Renamed references to clock to read “period,” which describes the function a little better.

Converted the overload indicating LED driver with a dark-to-white + Red overload theme.

Added an external option to control whether feedback is to be managed by the level limiter module or is to be left as simple feedback. The external input is XOR-ed with the button state, so both remain functional–the button could be thought of as “reverse the action of the external input.”

Renamed delay readout to time rather than frequency. Red still marks longer and blue shorter times.

New dynamics for the peak limiter, tightening it up by dropping the sample length to 1/4 second, compensating by reducing the correction gain from 1 to 1/2 the current over-limit amount.

Rewired the samp indicator light so that its color during capture matches the layering mode–blue for layered and red for single stream.

3 Likes

Fixed misleading description of the layer input.

1 Like

Note that the demo MIDI keyboard patch is set to channel 16. To try on your iPad with screen keyboard pop it open and change it to Omni.

1 Like

New version in post one, with a period out and sync out added to allow modulation or other processes downstream. The sync pulse marks the beginning of the latest recorded stream.

2 Likes

New version, with some bug fixes and a horrible looking demo movie. Note the MIDI keyboard is set in this demo to ch16, single note.

1 Like

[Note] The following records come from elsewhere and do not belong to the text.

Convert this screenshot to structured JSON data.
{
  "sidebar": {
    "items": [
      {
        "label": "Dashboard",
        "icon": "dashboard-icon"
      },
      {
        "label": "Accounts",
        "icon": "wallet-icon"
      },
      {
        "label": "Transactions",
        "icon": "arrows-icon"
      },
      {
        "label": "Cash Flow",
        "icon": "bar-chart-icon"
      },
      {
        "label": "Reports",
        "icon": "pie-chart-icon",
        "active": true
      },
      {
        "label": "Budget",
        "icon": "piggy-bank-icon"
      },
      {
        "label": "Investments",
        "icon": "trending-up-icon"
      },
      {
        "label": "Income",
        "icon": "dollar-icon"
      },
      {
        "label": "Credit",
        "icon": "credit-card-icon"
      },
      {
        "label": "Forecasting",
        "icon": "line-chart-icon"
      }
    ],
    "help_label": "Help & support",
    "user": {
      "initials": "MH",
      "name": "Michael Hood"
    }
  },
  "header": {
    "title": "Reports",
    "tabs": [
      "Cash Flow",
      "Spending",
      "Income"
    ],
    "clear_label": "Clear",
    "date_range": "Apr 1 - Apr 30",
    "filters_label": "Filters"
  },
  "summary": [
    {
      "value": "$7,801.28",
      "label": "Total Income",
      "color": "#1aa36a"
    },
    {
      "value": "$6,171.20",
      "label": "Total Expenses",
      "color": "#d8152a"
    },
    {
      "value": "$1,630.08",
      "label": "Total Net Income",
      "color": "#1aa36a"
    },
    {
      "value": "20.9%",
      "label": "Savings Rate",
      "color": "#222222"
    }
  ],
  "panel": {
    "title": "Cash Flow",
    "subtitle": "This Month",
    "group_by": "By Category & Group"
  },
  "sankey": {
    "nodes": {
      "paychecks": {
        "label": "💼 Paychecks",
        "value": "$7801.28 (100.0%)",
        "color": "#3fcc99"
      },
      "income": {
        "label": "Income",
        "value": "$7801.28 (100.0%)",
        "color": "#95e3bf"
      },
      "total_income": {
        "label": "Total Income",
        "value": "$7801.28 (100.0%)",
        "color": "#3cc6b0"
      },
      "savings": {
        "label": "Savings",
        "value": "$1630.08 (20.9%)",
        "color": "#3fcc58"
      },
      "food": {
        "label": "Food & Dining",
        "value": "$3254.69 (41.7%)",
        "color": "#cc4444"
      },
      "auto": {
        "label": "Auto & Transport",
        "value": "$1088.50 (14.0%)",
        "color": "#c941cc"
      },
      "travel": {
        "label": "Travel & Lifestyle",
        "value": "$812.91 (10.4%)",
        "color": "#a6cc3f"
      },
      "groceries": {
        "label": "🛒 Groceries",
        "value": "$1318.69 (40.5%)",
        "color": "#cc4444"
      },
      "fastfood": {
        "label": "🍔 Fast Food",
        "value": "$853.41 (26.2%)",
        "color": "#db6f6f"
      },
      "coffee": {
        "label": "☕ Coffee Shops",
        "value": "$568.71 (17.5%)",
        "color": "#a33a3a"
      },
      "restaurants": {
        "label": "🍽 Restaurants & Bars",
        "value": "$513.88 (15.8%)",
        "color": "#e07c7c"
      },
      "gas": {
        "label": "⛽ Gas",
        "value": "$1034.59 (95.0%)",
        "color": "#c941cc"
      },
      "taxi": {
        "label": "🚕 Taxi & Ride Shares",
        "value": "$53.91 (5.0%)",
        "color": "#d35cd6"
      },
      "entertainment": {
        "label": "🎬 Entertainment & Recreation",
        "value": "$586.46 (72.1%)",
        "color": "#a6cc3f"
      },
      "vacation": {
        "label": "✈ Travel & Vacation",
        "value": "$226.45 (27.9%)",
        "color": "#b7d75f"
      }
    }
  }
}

I added a mix input to add the live stream to the loop output during recording. With mix left at zero, any new input will only begin after the delay. This now works the same for layered and single mode.